- Explicit notification that if Ed makes more errors than allowed, Sally will take steps to remove him from his position.
Compared to the expansive, overly burdensome procedures we hear that a lot of advisors would give Sally (e.g., a 90-day PIP), we proudly felt that we had boiled the legal requirements for firing a poor performer down to the statutory minimum.
And, we were wrong. Check out this language from a recent publication by MSPB’s Office of Policy and Evaluation (OPE). [FELTG Training Director Dan Gephart recently interviewed James Read, the Director of the Office of Policy and Evaluation.] In respect to OPM’s regulation defining how an agency can fire a poor performer, 5 CFR 432.104, OPE notes:
This regulation does not state that an agency must create a formal (or even informal) performance improvement plan.

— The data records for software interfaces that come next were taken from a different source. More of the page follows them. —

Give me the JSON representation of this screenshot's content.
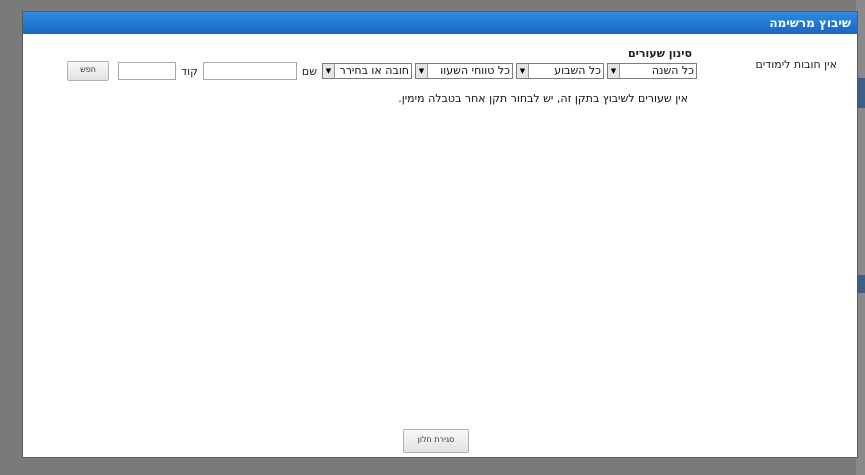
{
  "dialog": {
    "title": "שיבוץ מרשימה",
    "no_requirements": "אין חובות לימודים",
    "filter_title": "סינון שעורים",
    "filters": {
      "year": "כל השנה",
      "week": "כל השבוע",
      "hours": "כל טווחי השעוו",
      "type": "חובה או בחירר"
    },
    "name_label": "שם",
    "code_label": "קוד",
    "name_value": "",
    "code_value": "",
    "search_button": "חפש",
    "message": "אין שעורים לשיבוץ בתקן זה, יש לבחור תקן אחר בטבלה מימין.",
    "close_button": "סגירת חלון"
  }
}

The Board has held that the communications required by OPM’s regulation may occur in a formal performance improvement plan, in counseling sessions, in written instructions, or in any manner calculated to apprise the employee of the requirements against which he is to be measured. [Citing Baker v. DLA 25 MSPR 614 (1985), aff’d 782 F.2d 1579 (Fed. Cir. !986)]
Remedying Unacceptable Employee Performance in the Federal Civil Service, June 18, 2019, p. 14.
Many practitioners and policymakers read into OPM’s regulations that a formal DP is required prior to removing a poor performer. That’s no doubt because the earlier permutations of OPM’s regulations from the ‘80s mandated that a supervisor initiate a “performance improvement period.” Although OPM did away with that formality as the case law developed, it never explicitly said by regulation that a structured DP was not required.
When VA’s law was changed a couple of years ago to make it easier to fire employees (Department of Veterans Affairs Accountability and Whistleblower Protection Act of 2017, 38 USC 323), it became clear that henceforth in the VA, a formal demonstration period was not a necessary prerequisite to a poor performance removal. Many practitioners outside of VA were somewhat jealous of the reduced procedures that had become available to VA managers when dealing with a poor performer. Well, in consideration of MSPB’s clarification in the recent OPE report, it seems that we have stumbled on a secret like that of Dorothy’s ruby slippers: OPE serves as the good witch of the north and we Munchkins have “always had the power.”
As Glenda told Dorothy, I guess they didn’t tell us earlier because we wouldn’t have believed it; we have to learn it for ourselves.
So now we’ve learned it. And we have the power. FELTG Nation! Click your little ruby-red heels together and go spread the word. Turn up your speakers, prepare for your day to get demonstrably better, and click here: The wicked old PIP-witch “is not only merely dead, it’s really most sincerely dead.” Wiley@FELTG.com